[[ INPUT open ]]

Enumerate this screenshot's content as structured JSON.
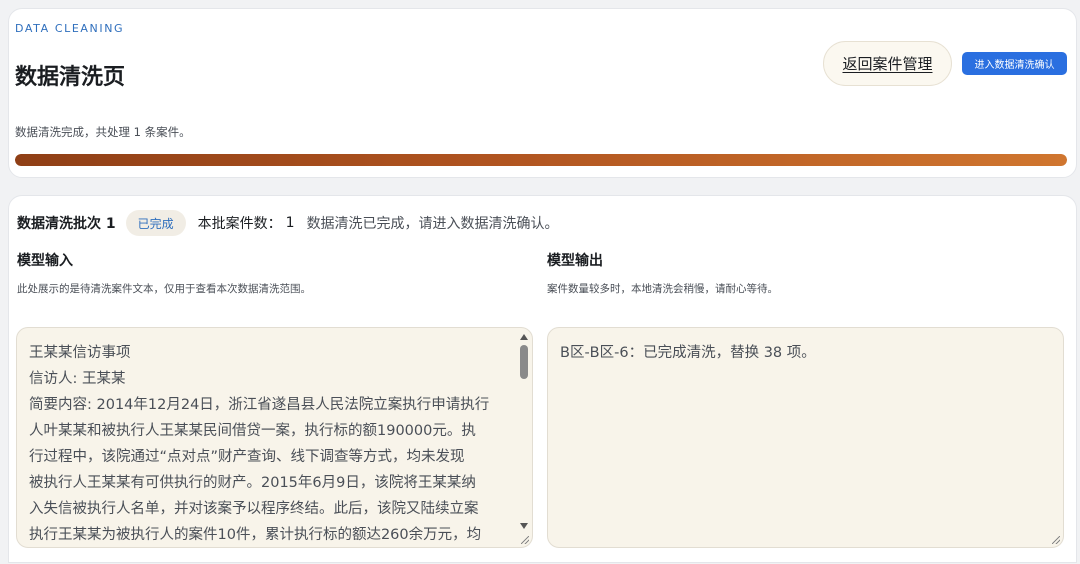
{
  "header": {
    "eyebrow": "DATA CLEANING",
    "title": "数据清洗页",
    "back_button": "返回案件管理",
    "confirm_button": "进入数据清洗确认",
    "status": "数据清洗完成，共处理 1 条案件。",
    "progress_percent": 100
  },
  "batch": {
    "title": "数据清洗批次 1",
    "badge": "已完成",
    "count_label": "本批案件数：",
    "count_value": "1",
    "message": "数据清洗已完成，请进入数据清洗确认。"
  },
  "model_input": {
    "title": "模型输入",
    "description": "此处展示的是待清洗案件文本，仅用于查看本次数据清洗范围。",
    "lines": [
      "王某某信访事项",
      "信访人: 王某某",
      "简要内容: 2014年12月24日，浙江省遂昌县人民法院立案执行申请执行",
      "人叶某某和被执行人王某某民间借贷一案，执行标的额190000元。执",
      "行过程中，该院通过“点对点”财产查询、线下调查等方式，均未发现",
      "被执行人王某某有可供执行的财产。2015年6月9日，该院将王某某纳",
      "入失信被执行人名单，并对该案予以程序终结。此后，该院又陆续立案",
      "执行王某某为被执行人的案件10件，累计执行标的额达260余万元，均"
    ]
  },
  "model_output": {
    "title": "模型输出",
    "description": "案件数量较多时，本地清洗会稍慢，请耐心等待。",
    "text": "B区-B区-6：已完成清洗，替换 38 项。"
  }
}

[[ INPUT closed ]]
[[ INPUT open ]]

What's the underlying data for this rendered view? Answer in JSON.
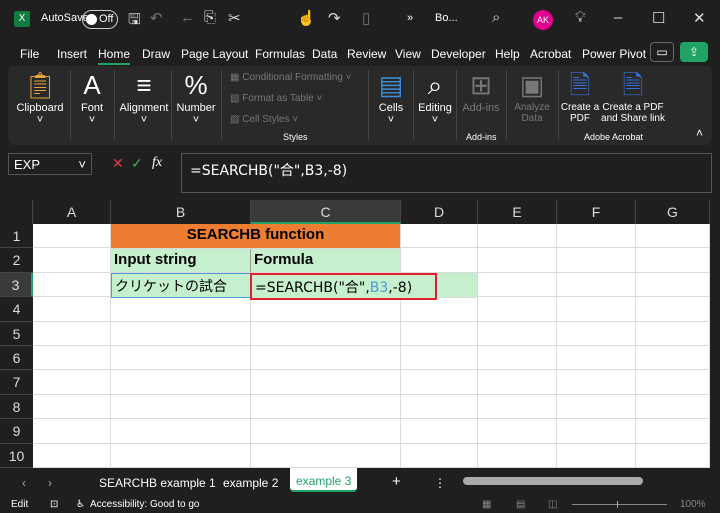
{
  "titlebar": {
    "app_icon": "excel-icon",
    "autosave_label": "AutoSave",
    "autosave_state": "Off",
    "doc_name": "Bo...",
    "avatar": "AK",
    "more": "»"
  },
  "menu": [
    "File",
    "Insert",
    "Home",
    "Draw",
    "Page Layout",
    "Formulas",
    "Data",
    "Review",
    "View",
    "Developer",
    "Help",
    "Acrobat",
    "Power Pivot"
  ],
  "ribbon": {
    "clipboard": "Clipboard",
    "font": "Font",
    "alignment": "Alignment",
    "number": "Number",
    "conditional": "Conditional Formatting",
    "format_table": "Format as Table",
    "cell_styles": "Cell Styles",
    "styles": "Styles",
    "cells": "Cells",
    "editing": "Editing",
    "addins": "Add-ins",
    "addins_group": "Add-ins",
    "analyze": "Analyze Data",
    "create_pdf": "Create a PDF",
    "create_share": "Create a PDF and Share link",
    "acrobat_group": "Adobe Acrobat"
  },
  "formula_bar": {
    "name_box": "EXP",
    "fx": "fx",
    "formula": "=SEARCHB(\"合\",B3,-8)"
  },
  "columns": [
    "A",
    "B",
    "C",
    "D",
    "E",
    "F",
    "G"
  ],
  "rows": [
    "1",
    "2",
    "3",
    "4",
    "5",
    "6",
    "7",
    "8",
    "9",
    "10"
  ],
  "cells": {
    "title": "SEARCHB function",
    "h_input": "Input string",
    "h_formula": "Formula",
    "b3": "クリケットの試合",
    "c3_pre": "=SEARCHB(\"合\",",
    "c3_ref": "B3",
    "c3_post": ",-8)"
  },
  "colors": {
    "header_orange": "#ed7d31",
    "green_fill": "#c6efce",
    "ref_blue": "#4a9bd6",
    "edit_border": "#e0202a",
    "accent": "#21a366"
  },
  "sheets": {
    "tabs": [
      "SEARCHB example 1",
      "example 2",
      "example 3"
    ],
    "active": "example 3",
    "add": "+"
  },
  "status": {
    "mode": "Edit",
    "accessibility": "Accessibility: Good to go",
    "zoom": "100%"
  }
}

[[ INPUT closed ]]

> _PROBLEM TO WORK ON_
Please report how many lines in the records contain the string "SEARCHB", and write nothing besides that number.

> _OUTPUT OF THE EXERCISE_
4